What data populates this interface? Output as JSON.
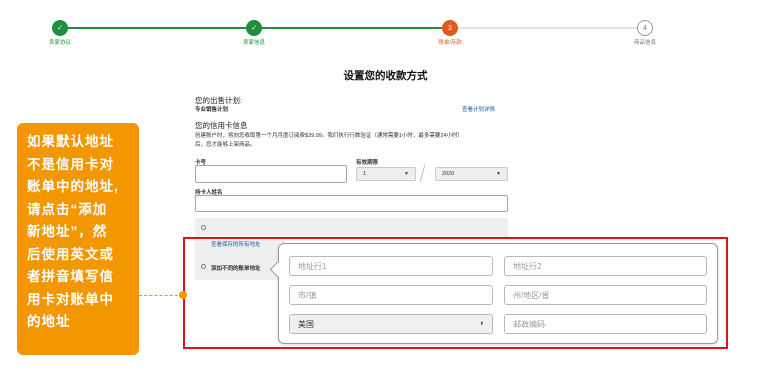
{
  "steps": [
    {
      "label": "卖家协议",
      "num": "✓",
      "status": "done"
    },
    {
      "label": "卖家信息",
      "num": "✓",
      "status": "done"
    },
    {
      "label": "账单/存款",
      "num": "3",
      "status": "current"
    },
    {
      "label": "商品信息",
      "num": "4",
      "status": "todo"
    }
  ],
  "page_title": "设置您的收款方式",
  "plan": {
    "heading": "您的出售计划:",
    "name": "专业销售计划",
    "link": "查看计划详情"
  },
  "card": {
    "heading": "您的信用卡信息",
    "desc_line1": "创建账户时，将向您收取第一个月月度订阅费$39.99。我们执行行数验证（通常需要1小时，最多需要24小时）",
    "desc_line2": "后，您才能够上架商品。",
    "number_label": "卡号",
    "expiry_label": "有效期限",
    "month_value": "1",
    "year_value": "2020",
    "holder_label": "持卡人姓名"
  },
  "address": {
    "saved_link": "查看保存的所有地址",
    "different_label": "添加不同的账单地址",
    "line1_placeholder": "地址行1",
    "line2_placeholder": "地址行2",
    "city_placeholder": "市/镇",
    "state_placeholder": "州/地区/省",
    "country_value": "美国",
    "zip_placeholder": "邮政编码"
  },
  "callout": {
    "lines": [
      "如果默认地址",
      "不是信用卡对",
      "账单中的地址,",
      "请点击“添加",
      "新地址”，然",
      "后使用英文或",
      "者拼音填写信",
      "用卡对账单中",
      "的地址"
    ]
  },
  "colors": {
    "step_done": "#1f8f3d",
    "step_current": "#e05a1e",
    "highlight_frame": "#e3101a",
    "callout_bg": "#f39700",
    "link": "#1a5aa8"
  }
}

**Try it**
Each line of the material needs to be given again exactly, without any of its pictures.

**Output of the task**
What data populates this interface? Output as JSON.
{
  "steps": [
    {
      "label": "卖家协议",
      "num": "✓",
      "status": "done"
    },
    {
      "label": "卖家信息",
      "num": "✓",
      "status": "done"
    },
    {
      "label": "账单/存款",
      "num": "3",
      "status": "current"
    },
    {
      "label": "商品信息",
      "num": "4",
      "status": "todo"
    }
  ],
  "page_title": "设置您的收款方式",
  "plan": {
    "heading": "您的出售计划:",
    "name": "专业销售计划",
    "link": "查看计划详情"
  },
  "card": {
    "heading": "您的信用卡信息",
    "desc_line1": "创建账户时，将向您收取第一个月月度订阅费$39.99。我们执行行数验证（通常需要1小时，最多需要24小时）",
    "desc_line2": "后，您才能够上架商品。",
    "number_label": "卡号",
    "expiry_label": "有效期限",
    "month_value": "1",
    "year_value": "2020",
    "holder_label": "持卡人姓名"
  },
  "address": {
    "saved_link": "查看保存的所有地址",
    "different_label": "添加不同的账单地址",
    "line1_placeholder": "地址行1",
    "line2_placeholder": "地址行2",
    "city_placeholder": "市/镇",
    "state_placeholder": "州/地区/省",
    "country_value": "美国",
    "zip_placeholder": "邮政编码"
  },
  "callout": {
    "lines": [
      "如果默认地址",
      "不是信用卡对",
      "账单中的地址,",
      "请点击“添加",
      "新地址”，然",
      "后使用英文或",
      "者拼音填写信",
      "用卡对账单中",
      "的地址"
    ]
  },
  "colors": {
    "step_done": "#1f8f3d",
    "step_current": "#e05a1e",
    "highlight_frame": "#e3101a",
    "callout_bg": "#f39700",
    "link": "#1a5aa8"
  }
}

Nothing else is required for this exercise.